Aim of the task
Tally the lines of the data below that contain the string "text". Give the tally and nothing else.
----- Stored data -----
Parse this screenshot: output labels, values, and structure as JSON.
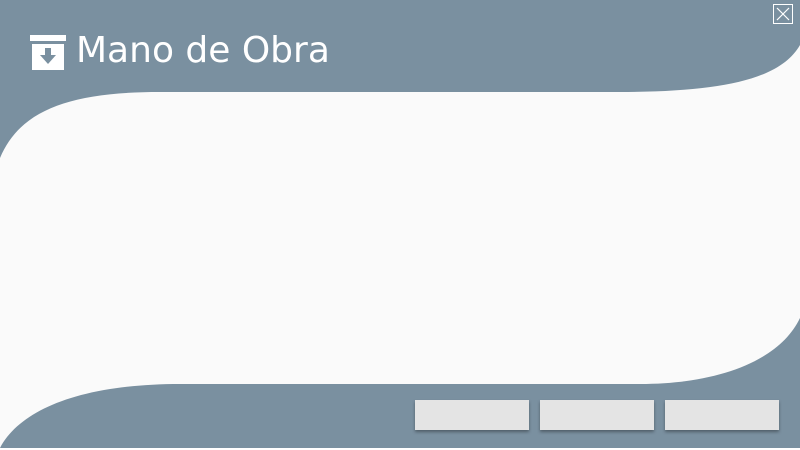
{
  "window": {
    "title": "Mano de Obra",
    "icon": "archive-download-icon",
    "close_icon": "close-icon",
    "colors": {
      "header": "#7a90a0",
      "body": "#fafafa",
      "button": "#e4e4e4"
    }
  },
  "footer": {
    "buttons": [
      {
        "label": ""
      },
      {
        "label": ""
      },
      {
        "label": ""
      }
    ]
  }
}
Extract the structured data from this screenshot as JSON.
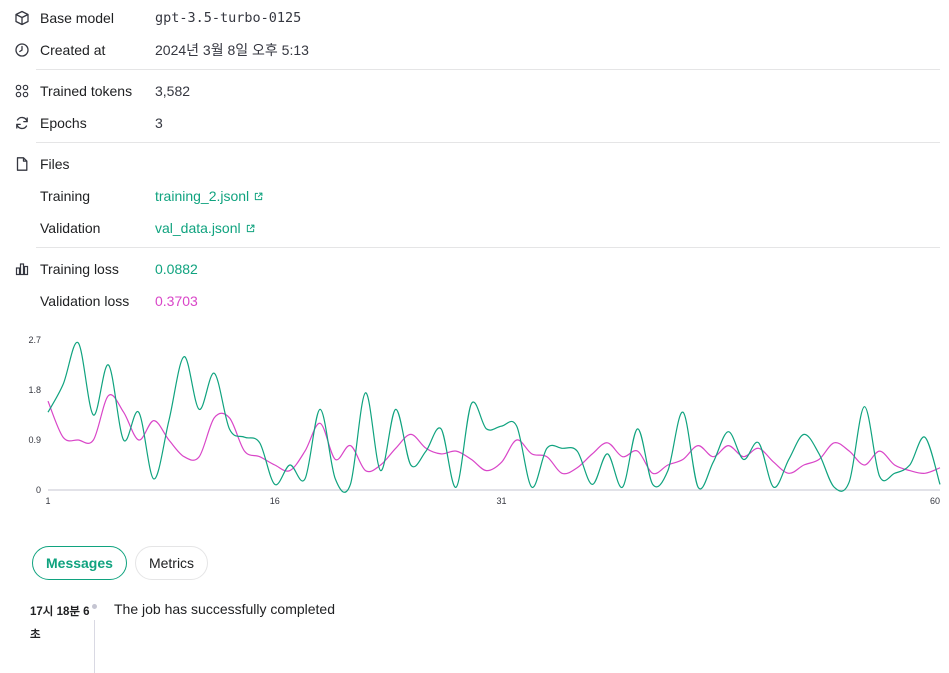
{
  "details": {
    "base_model": {
      "label": "Base model",
      "value": "gpt-3.5-turbo-0125",
      "icon": "cube-icon"
    },
    "created_at": {
      "label": "Created at",
      "value": "2024년 3월 8일 오후 5:13",
      "icon": "clock-icon"
    },
    "trained_tokens": {
      "label": "Trained tokens",
      "value": "3,582",
      "icon": "grid-icon"
    },
    "epochs": {
      "label": "Epochs",
      "value": "3",
      "icon": "refresh-icon"
    },
    "files": {
      "label": "Files",
      "icon": "file-icon",
      "training": {
        "label": "Training",
        "value": "training_2.jsonl"
      },
      "validation": {
        "label": "Validation",
        "value": "val_data.jsonl"
      }
    },
    "training_loss": {
      "label": "Training loss",
      "value": "0.0882",
      "icon": "bar-chart-icon"
    },
    "validation_loss": {
      "label": "Validation loss",
      "value": "0.3703"
    }
  },
  "colors": {
    "accent": "#10a37f",
    "validation": "#d946c8",
    "divider": "#e5e5e6"
  },
  "chart_data": {
    "type": "line",
    "x_ticks": [
      "1",
      "16",
      "31",
      "60"
    ],
    "y_ticks": [
      "0",
      "0.9",
      "1.8",
      "2.7"
    ],
    "ylim": [
      0,
      2.7
    ],
    "xlim": [
      1,
      60
    ],
    "grid": false,
    "series": [
      {
        "color": "#10a37f",
        "values": [
          1.4,
          1.9,
          2.65,
          1.35,
          2.25,
          0.9,
          1.4,
          0.2,
          1.25,
          2.4,
          1.45,
          2.1,
          1.1,
          0.95,
          0.85,
          0.1,
          0.45,
          0.2,
          1.45,
          0.2,
          0.1,
          1.75,
          0.35,
          1.45,
          0.45,
          0.7,
          1.1,
          0.05,
          1.55,
          1.1,
          1.15,
          1.15,
          0.05,
          0.75,
          0.75,
          0.7,
          0.1,
          0.65,
          0.05,
          1.1,
          0.1,
          0.35,
          1.4,
          0.05,
          0.5,
          1.05,
          0.55,
          0.85,
          0.05,
          0.55,
          1.0,
          0.65,
          0.05,
          0.15,
          1.5,
          0.25,
          0.3,
          0.45,
          0.95,
          0.1
        ]
      },
      {
        "color": "#d946c8",
        "values": [
          1.6,
          0.95,
          0.9,
          0.9,
          1.7,
          1.4,
          0.9,
          1.25,
          0.9,
          0.6,
          0.6,
          1.3,
          1.3,
          0.7,
          0.6,
          0.45,
          0.35,
          0.7,
          1.2,
          0.55,
          0.8,
          0.35,
          0.45,
          0.75,
          1.0,
          0.75,
          0.65,
          0.7,
          0.55,
          0.35,
          0.5,
          0.9,
          0.65,
          0.6,
          0.3,
          0.4,
          0.65,
          0.85,
          0.6,
          0.7,
          0.3,
          0.45,
          0.55,
          0.8,
          0.6,
          0.8,
          0.6,
          0.75,
          0.5,
          0.3,
          0.45,
          0.55,
          0.85,
          0.7,
          0.45,
          0.7,
          0.45,
          0.35,
          0.3,
          0.4
        ]
      }
    ]
  },
  "tabs": [
    {
      "label": "Messages",
      "active": true
    },
    {
      "label": "Metrics",
      "active": false
    }
  ],
  "messages": [
    {
      "time": "17시 18분 6초",
      "text": "The job has successfully completed"
    }
  ]
}
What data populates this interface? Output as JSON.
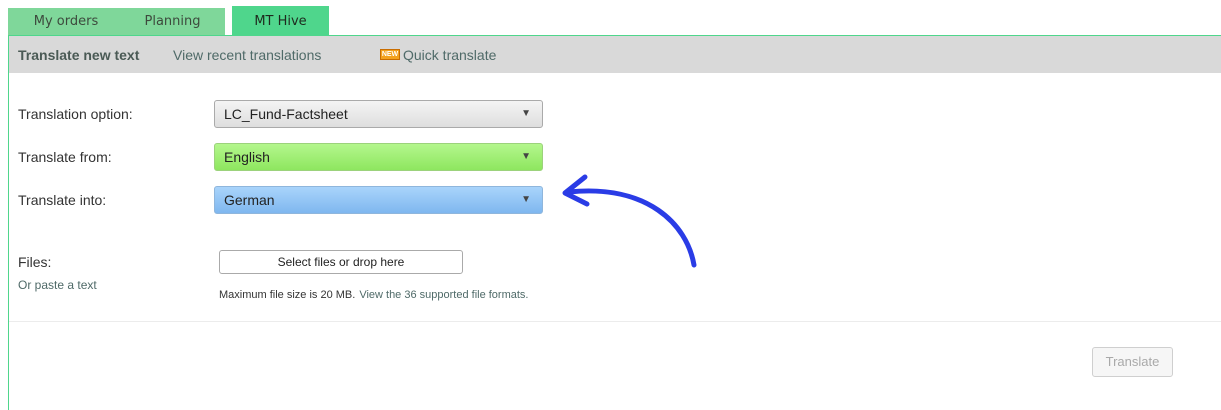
{
  "tabs": [
    {
      "label": "My orders"
    },
    {
      "label": "Planning"
    },
    {
      "label": "MT Hive",
      "active": true
    }
  ],
  "subnav": {
    "translate_new": "Translate new text",
    "view_recent": "View recent translations",
    "new_badge": "NEW",
    "quick_translate": "Quick translate"
  },
  "form": {
    "option_label": "Translation option:",
    "option_value": "LC_Fund-Factsheet",
    "from_label": "Translate from:",
    "from_value": "English",
    "into_label": "Translate into:",
    "into_value": "German",
    "files_label": "Files:",
    "paste_link": "Or paste a text",
    "file_button": "Select files or drop here",
    "max_size": "Maximum file size is 20 MB.",
    "formats_link": "View the 36 supported file formats.",
    "translate_button": "Translate"
  },
  "colors": {
    "tab_active": "#4fd68c",
    "from_select": "#a0ef76",
    "into_select": "#93c5f5",
    "annotation_arrow": "#2a3ce6"
  },
  "icons": {
    "dropdown": "caret-down-icon",
    "annotation": "curved-arrow-icon"
  }
}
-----
Reply
3